***** RECORDS FOR THIS EXERCISE *****
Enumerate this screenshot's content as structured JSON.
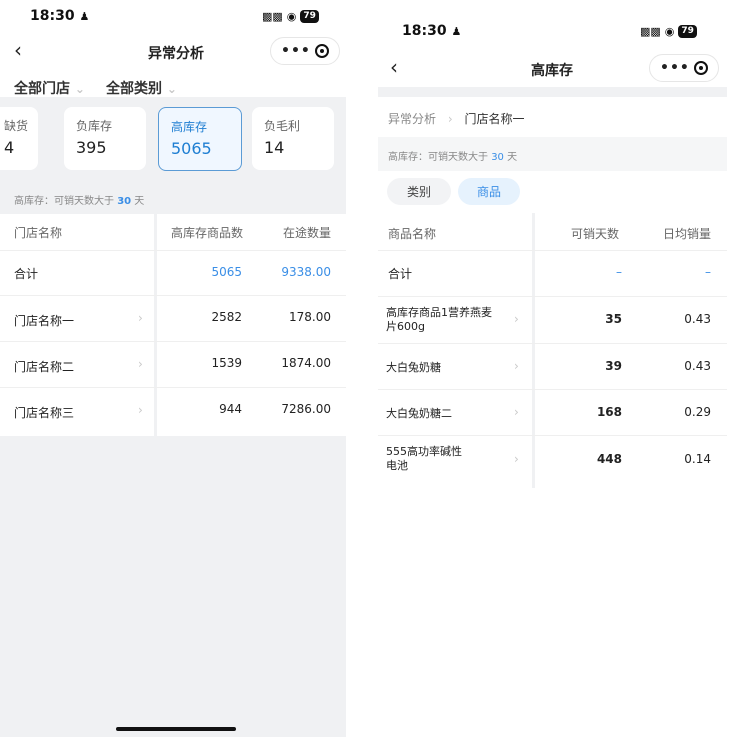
{
  "left": {
    "status": {
      "time": "18:30",
      "battery": "79"
    },
    "nav": {
      "title": "异常分析"
    },
    "filters": [
      {
        "label": "全部门店"
      },
      {
        "label": "全部类别"
      }
    ],
    "cards": [
      {
        "label": "缺货",
        "value": "4"
      },
      {
        "label": "负库存",
        "value": "395"
      },
      {
        "label": "高库存",
        "value": "5065"
      },
      {
        "label": "负毛利",
        "value": "14"
      }
    ],
    "note": {
      "prefix": "高库存：可销天数大于",
      "days": "30",
      "suffix": "天"
    },
    "table": {
      "headers": [
        "门店名称",
        "高库存商品数",
        "在途数量"
      ],
      "total": {
        "name": "合计",
        "count": "5065",
        "transit": "9338.00"
      },
      "rows": [
        {
          "name": "门店名称一",
          "count": "2582",
          "transit": "178.00"
        },
        {
          "name": "门店名称二",
          "count": "1539",
          "transit": "1874.00"
        },
        {
          "name": "门店名称三",
          "count": "944",
          "transit": "7286.00"
        }
      ]
    }
  },
  "right": {
    "status": {
      "time": "18:30",
      "battery": "79"
    },
    "nav": {
      "title": "高库存"
    },
    "breadcrumb": {
      "root": "异常分析",
      "current": "门店名称一"
    },
    "note": {
      "prefix": "高库存：可销天数大于",
      "days": "30",
      "suffix": "天"
    },
    "tabs": [
      {
        "label": "类别"
      },
      {
        "label": "商品"
      }
    ],
    "table": {
      "headers": [
        "商品名称",
        "可销天数",
        "日均销量"
      ],
      "total": {
        "name": "合计",
        "days": "–",
        "daily": "–"
      },
      "rows": [
        {
          "name1": "高库存商品1营养燕麦",
          "name2": "片600g",
          "days": "35",
          "daily": "0.43"
        },
        {
          "name1": "大白兔奶糖",
          "name2": "",
          "days": "39",
          "daily": "0.43"
        },
        {
          "name1": "大白兔奶糖二",
          "name2": "",
          "days": "168",
          "daily": "0.29"
        },
        {
          "name1": "555高功率碱性",
          "name2": "电池",
          "days": "448",
          "daily": "0.14"
        }
      ]
    }
  }
}
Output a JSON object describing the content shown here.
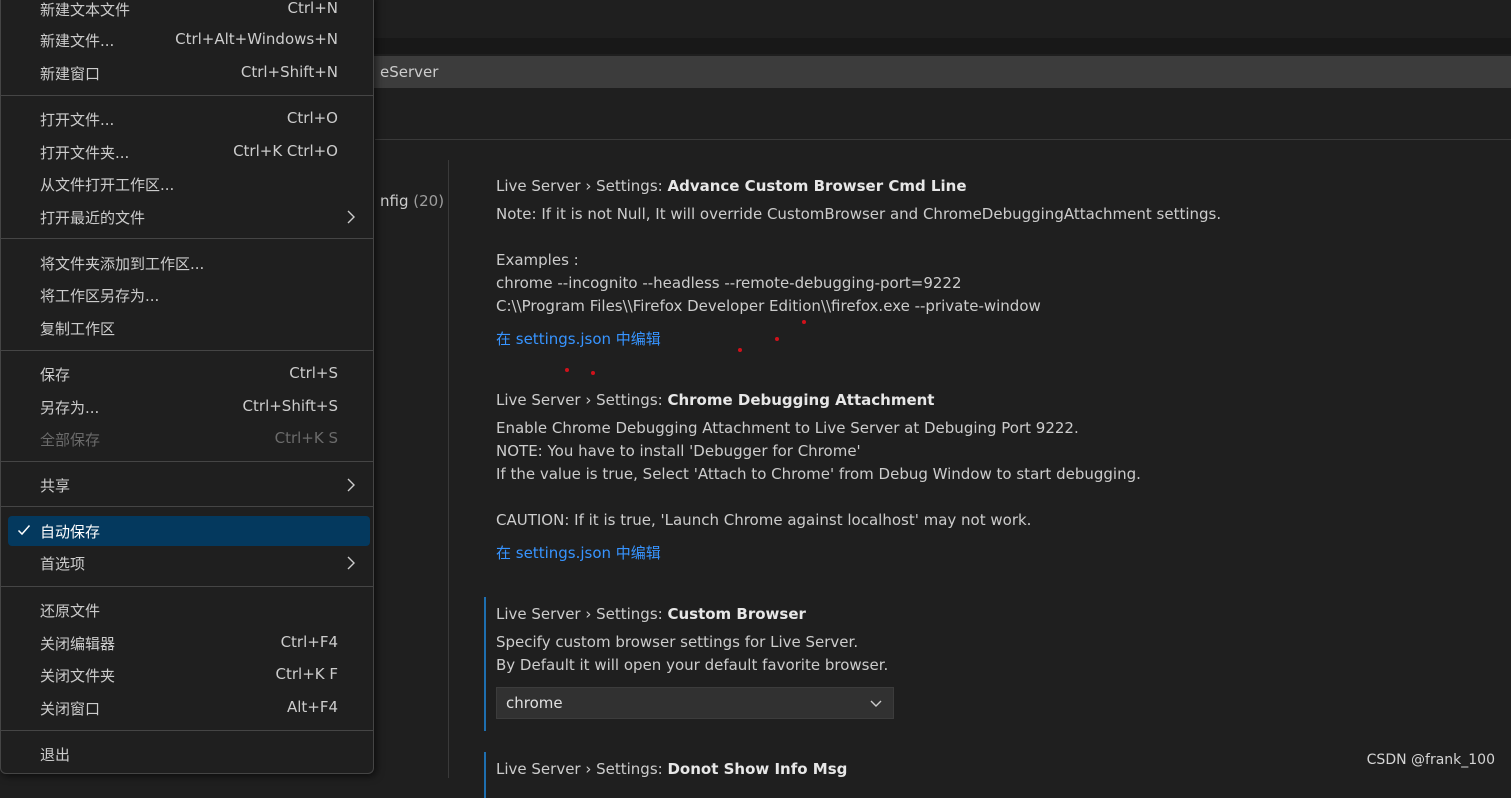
{
  "search": {
    "value_fragment": "eServer"
  },
  "toc": {
    "label_fragment": "nfig",
    "count": "(20)"
  },
  "settings": [
    {
      "category": "Live Server › Settings: ",
      "name": "Advance Custom Browser Cmd Line",
      "desc": [
        "Note: If it is not Null, It will override CustomBrowser and ChromeDebuggingAttachment settings.",
        "",
        "Examples :",
        "chrome --incognito --headless --remote-debugging-port=9222",
        "C:\\\\Program Files\\\\Firefox Developer Edition\\\\firefox.exe --private-window"
      ],
      "link": "在 settings.json 中编辑"
    },
    {
      "category": "Live Server › Settings: ",
      "name": "Chrome Debugging Attachment",
      "desc": [
        "Enable Chrome Debugging Attachment to Live Server at Debuging Port 9222.",
        "NOTE: You have to install 'Debugger for Chrome'",
        "If the value is true, Select 'Attach to Chrome' from Debug Window to start debugging.",
        "",
        "CAUTION: If it is true, 'Launch Chrome against localhost' may not work."
      ],
      "link": "在 settings.json 中编辑"
    },
    {
      "category": "Live Server › Settings: ",
      "name": "Custom Browser",
      "desc": [
        "Specify custom browser settings for Live Server.",
        "By Default it will open your default favorite browser."
      ],
      "dropdown_value": "chrome"
    },
    {
      "category": "Live Server › Settings: ",
      "name": "Donot Show Info Msg",
      "desc": []
    }
  ],
  "menu": {
    "items": [
      {
        "label": "新建文本文件",
        "shortcut": "Ctrl+N"
      },
      {
        "label": "新建文件...",
        "shortcut": "Ctrl+Alt+Windows+N"
      },
      {
        "label": "新建窗口",
        "shortcut": "Ctrl+Shift+N"
      },
      {
        "label": "打开文件...",
        "shortcut": "Ctrl+O"
      },
      {
        "label": "打开文件夹...",
        "shortcut": "Ctrl+K Ctrl+O"
      },
      {
        "label": "从文件打开工作区...",
        "shortcut": ""
      },
      {
        "label": "打开最近的文件",
        "shortcut": "",
        "submenu": true
      },
      {
        "label": "将文件夹添加到工作区...",
        "shortcut": ""
      },
      {
        "label": "将工作区另存为...",
        "shortcut": ""
      },
      {
        "label": "复制工作区",
        "shortcut": ""
      },
      {
        "label": "保存",
        "shortcut": "Ctrl+S"
      },
      {
        "label": "另存为...",
        "shortcut": "Ctrl+Shift+S"
      },
      {
        "label": "全部保存",
        "shortcut": "Ctrl+K S",
        "disabled": true
      },
      {
        "label": "共享",
        "shortcut": "",
        "submenu": true
      },
      {
        "label": "自动保存",
        "shortcut": "",
        "checked": true
      },
      {
        "label": "首选项",
        "shortcut": "",
        "submenu": true
      },
      {
        "label": "还原文件",
        "shortcut": ""
      },
      {
        "label": "关闭编辑器",
        "shortcut": "Ctrl+F4"
      },
      {
        "label": "关闭文件夹",
        "shortcut": "Ctrl+K F"
      },
      {
        "label": "关闭窗口",
        "shortcut": "Alt+F4"
      },
      {
        "label": "退出",
        "shortcut": ""
      }
    ]
  },
  "watermark": "CSDN @frank_100",
  "colors": {
    "link": "#3794ff",
    "selection": "#04395e",
    "accent_bar": "#1e6fb0",
    "dots": "#d0121b"
  },
  "icons": {
    "check": "check-icon",
    "submenu": "chevron-right-icon",
    "dropdown": "chevron-down-icon"
  }
}
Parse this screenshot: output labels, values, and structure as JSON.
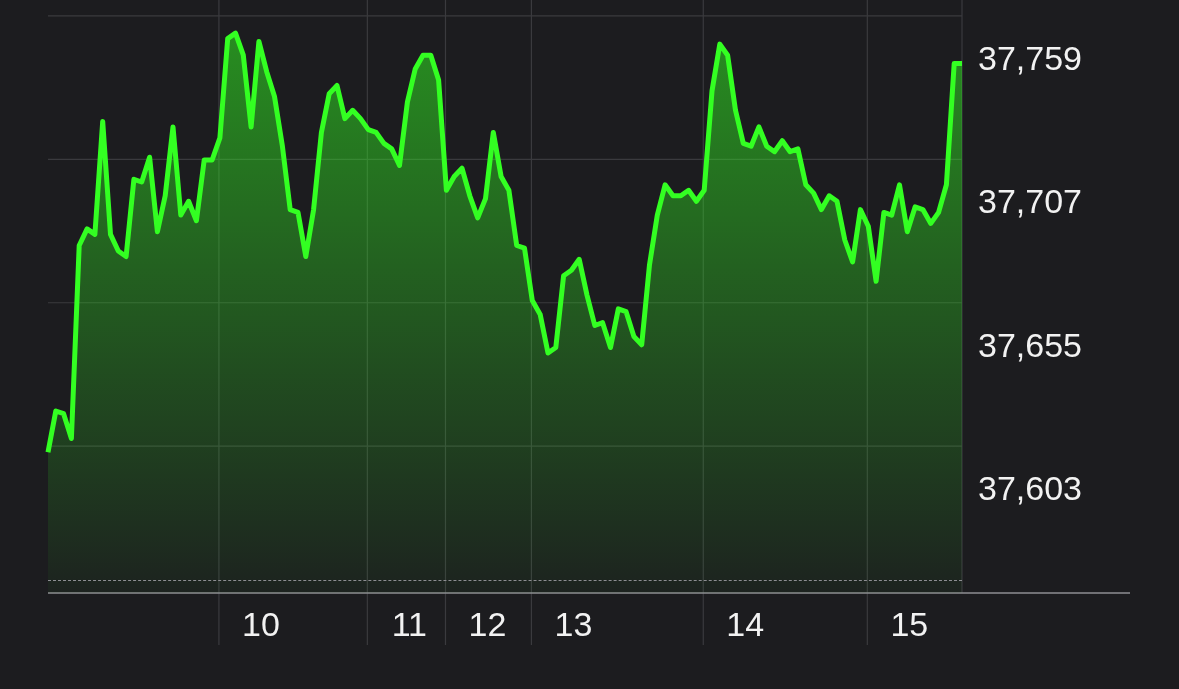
{
  "chart_data": {
    "type": "area",
    "categories": [
      null,
      null,
      null,
      null,
      null,
      null,
      null,
      null,
      null,
      null,
      null,
      null,
      null,
      null,
      null,
      null,
      null,
      null,
      null,
      null,
      null,
      null,
      null,
      null,
      null,
      null,
      null,
      "10",
      null,
      null,
      null,
      null,
      null,
      null,
      null,
      null,
      null,
      null,
      null,
      null,
      null,
      null,
      null,
      null,
      null,
      null,
      "11",
      null,
      null,
      null,
      null,
      null,
      null,
      null,
      null,
      null,
      "12",
      null,
      null,
      null,
      null,
      null,
      null,
      null,
      null,
      null,
      null,
      "13",
      null,
      null,
      null,
      null,
      null,
      null,
      null,
      null,
      null,
      null,
      null,
      null,
      null,
      null,
      null,
      null,
      null,
      null,
      null,
      null,
      null,
      "14",
      null,
      null,
      null,
      null,
      null,
      null,
      null,
      null,
      null,
      null,
      null,
      null,
      null,
      null,
      null,
      null,
      null,
      null,
      null,
      null,
      "15",
      null,
      null,
      null,
      null,
      null,
      null,
      null
    ],
    "series": [
      {
        "color": "#33ff22",
        "values": [
          37616,
          37631,
          37630,
          37621,
          37691,
          37697,
          37695,
          37736,
          37695,
          37689,
          37687,
          37715,
          37714,
          37723,
          37696,
          37709,
          37734,
          37702,
          37707,
          37700,
          37722,
          37722,
          37730,
          37766,
          37768,
          37760,
          37734,
          37765,
          37754,
          37745,
          37727,
          37704,
          37703,
          37687,
          37704,
          37732,
          37746,
          37749,
          37737,
          37740,
          37737,
          37733,
          37732,
          37728,
          37726,
          37720,
          37743,
          37755,
          37760,
          37760,
          37751,
          37711,
          37716,
          37719,
          37709,
          37701,
          37708,
          37732,
          37716,
          37711,
          37691,
          37690,
          37671,
          37666,
          37652,
          37654,
          37680,
          37682,
          37686,
          37673,
          37662,
          37663,
          37654,
          37668,
          37667,
          37658,
          37655,
          37684,
          37702,
          37713,
          37709,
          37709,
          37711,
          37707,
          37711,
          37747,
          37764,
          37760,
          37740,
          37728,
          37727,
          37734,
          37727,
          37725,
          37729,
          37725,
          37726,
          37713,
          37710,
          37704,
          37709,
          37707,
          37693,
          37685,
          37704,
          37698,
          37678,
          37703,
          37702,
          37713,
          37696,
          37705,
          37704,
          37699,
          37703,
          37713,
          37757,
          37757
        ]
      }
    ],
    "ylim": [
      37565,
      37780
    ],
    "yticks": [
      {
        "value": 37603,
        "label": "37,603"
      },
      {
        "value": 37655,
        "label": "37,655"
      },
      {
        "value": 37707,
        "label": "37,707"
      },
      {
        "value": 37759,
        "label": "37,759"
      }
    ]
  }
}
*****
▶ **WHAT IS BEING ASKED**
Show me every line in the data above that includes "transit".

▶ **EXERCISE ANSWER**
        "transit": "9338.00"
          "transit": "178.00"
          "transit": "1874.00"
          "transit": "7286.00"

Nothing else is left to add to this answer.